Weidman was a four-time collegiate All-American wrestler at Nassau Community College in Garden City, New York, and Hofstra University in Hempstead, New York. He compiled a 51-21 record in two seasons at Hofstra, placing sixth nationally as a junior and third nationally as a senior. Weidman graduated with a degree in psychology. He was inducted into the Nassau Community College Hall of Fame in 2014.

2. He was a prodigy in grappling circles.


Just three months after he began his formal Brazilian jiu-jitsu training, Weidman won his first Grappler’s Quest tournament—his weight class and the absolute division—and submitted all 13 of his opponents in doing so. He later qualified for the 2009 Abu Dhabi Combat Club Submission Wrestling World Championships in Barcelona, Spain, where he pushed seven-time Brazilian jiu-jitsu world champion and eventual tournament silver medalist Andre Galvao to the limit before losing on points. Weidman went on to reach the quarterfinals in the absolute division, emerging as one of the tournament’s breakout stars.

3. He enjoyed sustained excellence in MMA.

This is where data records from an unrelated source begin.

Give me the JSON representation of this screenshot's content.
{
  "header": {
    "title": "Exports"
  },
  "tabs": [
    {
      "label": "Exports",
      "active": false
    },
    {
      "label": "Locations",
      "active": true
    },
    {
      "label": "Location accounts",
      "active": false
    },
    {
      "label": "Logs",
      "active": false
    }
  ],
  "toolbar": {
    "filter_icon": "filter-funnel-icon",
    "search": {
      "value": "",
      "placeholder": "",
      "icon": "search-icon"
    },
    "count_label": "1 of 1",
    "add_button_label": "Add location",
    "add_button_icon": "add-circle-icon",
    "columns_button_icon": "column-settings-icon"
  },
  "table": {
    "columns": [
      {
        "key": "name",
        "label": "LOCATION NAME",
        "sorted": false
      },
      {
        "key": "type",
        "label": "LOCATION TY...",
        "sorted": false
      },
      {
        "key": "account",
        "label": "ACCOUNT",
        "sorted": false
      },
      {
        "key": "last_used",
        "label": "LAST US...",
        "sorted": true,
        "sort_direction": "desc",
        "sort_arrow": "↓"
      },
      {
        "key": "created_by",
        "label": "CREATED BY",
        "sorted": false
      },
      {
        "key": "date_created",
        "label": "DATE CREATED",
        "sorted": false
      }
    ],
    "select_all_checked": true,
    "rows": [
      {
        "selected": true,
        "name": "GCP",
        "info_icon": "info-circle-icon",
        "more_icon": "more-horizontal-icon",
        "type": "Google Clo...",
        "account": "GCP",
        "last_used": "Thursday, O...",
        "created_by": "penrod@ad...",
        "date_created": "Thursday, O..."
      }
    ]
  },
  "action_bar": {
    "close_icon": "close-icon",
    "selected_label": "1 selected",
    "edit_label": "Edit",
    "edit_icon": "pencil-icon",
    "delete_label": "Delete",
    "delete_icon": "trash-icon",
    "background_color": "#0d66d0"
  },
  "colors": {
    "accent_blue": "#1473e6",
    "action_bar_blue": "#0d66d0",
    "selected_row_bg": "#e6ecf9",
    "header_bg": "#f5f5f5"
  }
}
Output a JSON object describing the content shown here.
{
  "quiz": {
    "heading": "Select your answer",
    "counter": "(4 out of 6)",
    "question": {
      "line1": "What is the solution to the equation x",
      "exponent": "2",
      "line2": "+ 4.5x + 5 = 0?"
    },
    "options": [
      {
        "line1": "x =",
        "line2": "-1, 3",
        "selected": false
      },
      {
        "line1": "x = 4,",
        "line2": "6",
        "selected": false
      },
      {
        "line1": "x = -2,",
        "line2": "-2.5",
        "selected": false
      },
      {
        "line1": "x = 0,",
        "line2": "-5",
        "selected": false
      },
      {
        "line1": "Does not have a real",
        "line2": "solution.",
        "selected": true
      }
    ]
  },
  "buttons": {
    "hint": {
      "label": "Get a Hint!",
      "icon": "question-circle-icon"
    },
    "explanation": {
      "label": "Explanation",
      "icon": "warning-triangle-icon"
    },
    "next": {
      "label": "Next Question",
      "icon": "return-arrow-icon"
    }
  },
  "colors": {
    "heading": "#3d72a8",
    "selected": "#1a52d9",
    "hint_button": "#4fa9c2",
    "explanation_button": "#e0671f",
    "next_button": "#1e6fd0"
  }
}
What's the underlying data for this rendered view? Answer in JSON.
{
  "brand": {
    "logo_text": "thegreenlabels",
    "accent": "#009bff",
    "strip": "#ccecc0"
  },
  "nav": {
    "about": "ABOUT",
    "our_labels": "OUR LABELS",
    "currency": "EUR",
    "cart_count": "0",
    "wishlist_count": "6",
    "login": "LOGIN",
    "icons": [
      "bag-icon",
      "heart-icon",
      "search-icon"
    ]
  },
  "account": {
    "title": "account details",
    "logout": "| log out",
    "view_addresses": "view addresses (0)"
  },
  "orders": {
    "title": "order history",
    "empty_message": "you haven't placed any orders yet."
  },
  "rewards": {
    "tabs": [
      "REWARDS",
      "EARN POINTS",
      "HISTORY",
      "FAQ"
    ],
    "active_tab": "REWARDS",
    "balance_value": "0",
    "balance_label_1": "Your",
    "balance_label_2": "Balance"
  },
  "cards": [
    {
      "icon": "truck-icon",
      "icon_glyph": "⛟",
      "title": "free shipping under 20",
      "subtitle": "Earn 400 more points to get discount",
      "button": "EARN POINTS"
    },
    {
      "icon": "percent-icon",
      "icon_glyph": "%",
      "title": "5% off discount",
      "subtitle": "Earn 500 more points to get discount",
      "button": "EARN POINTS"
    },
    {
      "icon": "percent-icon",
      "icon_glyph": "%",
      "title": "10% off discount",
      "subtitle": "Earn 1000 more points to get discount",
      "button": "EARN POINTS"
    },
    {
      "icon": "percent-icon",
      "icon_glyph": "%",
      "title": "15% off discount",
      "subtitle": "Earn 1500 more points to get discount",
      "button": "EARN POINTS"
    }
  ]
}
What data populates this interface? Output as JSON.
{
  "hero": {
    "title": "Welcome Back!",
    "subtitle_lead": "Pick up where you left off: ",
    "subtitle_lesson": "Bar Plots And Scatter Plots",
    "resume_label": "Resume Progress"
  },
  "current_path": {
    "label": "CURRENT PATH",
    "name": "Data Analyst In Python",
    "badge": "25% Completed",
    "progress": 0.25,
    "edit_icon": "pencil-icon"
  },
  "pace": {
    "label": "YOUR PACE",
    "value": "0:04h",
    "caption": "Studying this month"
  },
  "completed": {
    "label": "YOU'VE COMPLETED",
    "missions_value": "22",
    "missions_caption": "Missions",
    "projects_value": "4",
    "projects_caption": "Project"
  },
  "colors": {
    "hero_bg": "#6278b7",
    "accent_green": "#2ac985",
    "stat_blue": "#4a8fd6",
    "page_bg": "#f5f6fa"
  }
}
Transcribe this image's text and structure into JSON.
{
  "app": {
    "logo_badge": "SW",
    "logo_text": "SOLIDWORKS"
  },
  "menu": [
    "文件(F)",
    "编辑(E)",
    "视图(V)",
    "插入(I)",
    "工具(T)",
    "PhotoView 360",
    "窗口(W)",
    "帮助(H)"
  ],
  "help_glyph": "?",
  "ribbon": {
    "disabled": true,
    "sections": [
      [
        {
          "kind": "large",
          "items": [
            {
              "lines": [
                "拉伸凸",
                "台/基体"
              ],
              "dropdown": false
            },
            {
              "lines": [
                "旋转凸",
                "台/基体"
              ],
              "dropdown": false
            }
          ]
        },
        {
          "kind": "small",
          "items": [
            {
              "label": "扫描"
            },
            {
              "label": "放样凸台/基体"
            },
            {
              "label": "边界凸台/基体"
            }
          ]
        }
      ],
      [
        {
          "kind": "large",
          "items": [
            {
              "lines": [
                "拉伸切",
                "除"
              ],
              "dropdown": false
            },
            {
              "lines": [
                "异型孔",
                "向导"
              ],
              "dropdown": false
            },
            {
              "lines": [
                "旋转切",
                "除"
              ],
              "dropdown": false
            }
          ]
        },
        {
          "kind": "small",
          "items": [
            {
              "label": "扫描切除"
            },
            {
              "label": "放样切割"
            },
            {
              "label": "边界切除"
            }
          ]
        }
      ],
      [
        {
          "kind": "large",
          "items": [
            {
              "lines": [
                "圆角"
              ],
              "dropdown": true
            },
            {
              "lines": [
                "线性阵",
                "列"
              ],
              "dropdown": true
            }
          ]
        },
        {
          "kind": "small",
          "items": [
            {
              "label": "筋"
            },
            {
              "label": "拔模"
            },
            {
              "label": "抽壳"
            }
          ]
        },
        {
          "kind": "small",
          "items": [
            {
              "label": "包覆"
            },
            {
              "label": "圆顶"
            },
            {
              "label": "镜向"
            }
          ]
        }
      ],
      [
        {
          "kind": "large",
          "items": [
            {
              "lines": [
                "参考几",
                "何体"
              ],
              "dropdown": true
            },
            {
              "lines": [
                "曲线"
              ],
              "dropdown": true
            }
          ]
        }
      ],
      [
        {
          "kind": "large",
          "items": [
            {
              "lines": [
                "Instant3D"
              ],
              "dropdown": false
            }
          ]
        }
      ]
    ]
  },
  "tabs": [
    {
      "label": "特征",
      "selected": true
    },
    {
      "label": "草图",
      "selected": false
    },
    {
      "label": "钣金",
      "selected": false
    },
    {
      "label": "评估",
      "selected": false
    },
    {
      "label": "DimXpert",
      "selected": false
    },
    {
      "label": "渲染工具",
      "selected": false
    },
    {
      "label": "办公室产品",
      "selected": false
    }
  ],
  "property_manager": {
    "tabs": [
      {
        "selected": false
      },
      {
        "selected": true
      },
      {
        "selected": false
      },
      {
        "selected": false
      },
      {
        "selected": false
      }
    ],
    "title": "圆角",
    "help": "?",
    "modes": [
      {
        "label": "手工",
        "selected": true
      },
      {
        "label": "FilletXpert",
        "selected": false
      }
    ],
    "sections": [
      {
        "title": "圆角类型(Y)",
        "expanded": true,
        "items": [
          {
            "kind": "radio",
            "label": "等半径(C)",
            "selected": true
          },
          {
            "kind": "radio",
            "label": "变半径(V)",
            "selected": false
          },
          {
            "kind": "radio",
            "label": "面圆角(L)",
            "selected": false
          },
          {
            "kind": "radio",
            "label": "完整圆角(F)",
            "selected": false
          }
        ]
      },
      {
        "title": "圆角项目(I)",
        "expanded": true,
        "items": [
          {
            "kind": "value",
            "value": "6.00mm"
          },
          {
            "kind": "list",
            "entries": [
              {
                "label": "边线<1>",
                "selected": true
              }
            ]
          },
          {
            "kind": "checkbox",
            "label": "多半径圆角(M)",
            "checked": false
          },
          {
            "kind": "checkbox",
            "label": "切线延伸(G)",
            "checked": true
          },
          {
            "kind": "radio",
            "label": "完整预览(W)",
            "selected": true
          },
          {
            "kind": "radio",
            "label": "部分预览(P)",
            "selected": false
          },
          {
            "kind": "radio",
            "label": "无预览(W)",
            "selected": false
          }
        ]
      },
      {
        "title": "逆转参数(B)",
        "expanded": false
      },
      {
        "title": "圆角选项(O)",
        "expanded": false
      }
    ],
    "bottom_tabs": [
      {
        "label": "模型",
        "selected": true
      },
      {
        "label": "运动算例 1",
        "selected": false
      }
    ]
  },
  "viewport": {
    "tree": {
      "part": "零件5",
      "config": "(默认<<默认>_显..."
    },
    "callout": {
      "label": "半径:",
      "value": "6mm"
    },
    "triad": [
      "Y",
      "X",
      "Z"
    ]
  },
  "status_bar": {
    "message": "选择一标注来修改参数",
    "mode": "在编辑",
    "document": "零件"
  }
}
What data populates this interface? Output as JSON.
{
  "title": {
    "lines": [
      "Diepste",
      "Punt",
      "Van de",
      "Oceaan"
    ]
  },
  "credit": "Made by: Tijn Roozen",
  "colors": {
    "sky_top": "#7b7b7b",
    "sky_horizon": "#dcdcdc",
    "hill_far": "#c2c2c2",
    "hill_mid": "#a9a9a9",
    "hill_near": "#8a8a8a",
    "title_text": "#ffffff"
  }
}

Weidman won his first 13 professional bouts and spent 889 days as the undisputed UFC middleweight champion, successfully defending the 185-pound crown on three different occasions. Anderson Silva, Lyoto Machida and Vitor Belfort were the opponents for those title defenses. It stands as the second-longest reign in the division’s history behind only Silva’s historic 2,457-day stay at the top.

4. His base skills remain formidable.


Weidman’s wrestling chops have translated quite well at the highest level of mixed martial arts. He ranks first on the UFC’s all-time list for middleweights in takedowns (42), seventh in top position time (46:19), eighth in takedown accuracy (48.3%) and 10th in control time (56:57).

5. Top-flight opponents account for his losses.


While injuries have taken a heavy toll on his career, Weidman has managed to avoid any “bad” losses on his resume. The five men two whom he has lost—Luke Rockhold, Yoel Romero, Gegard Mousasi, Ronaldo Souza and Dominick Reyes—sport a combined record of 114-28-2, with 94 of their victories having resulted in finishes. Advertisement
<h2>Fight Finder</h2>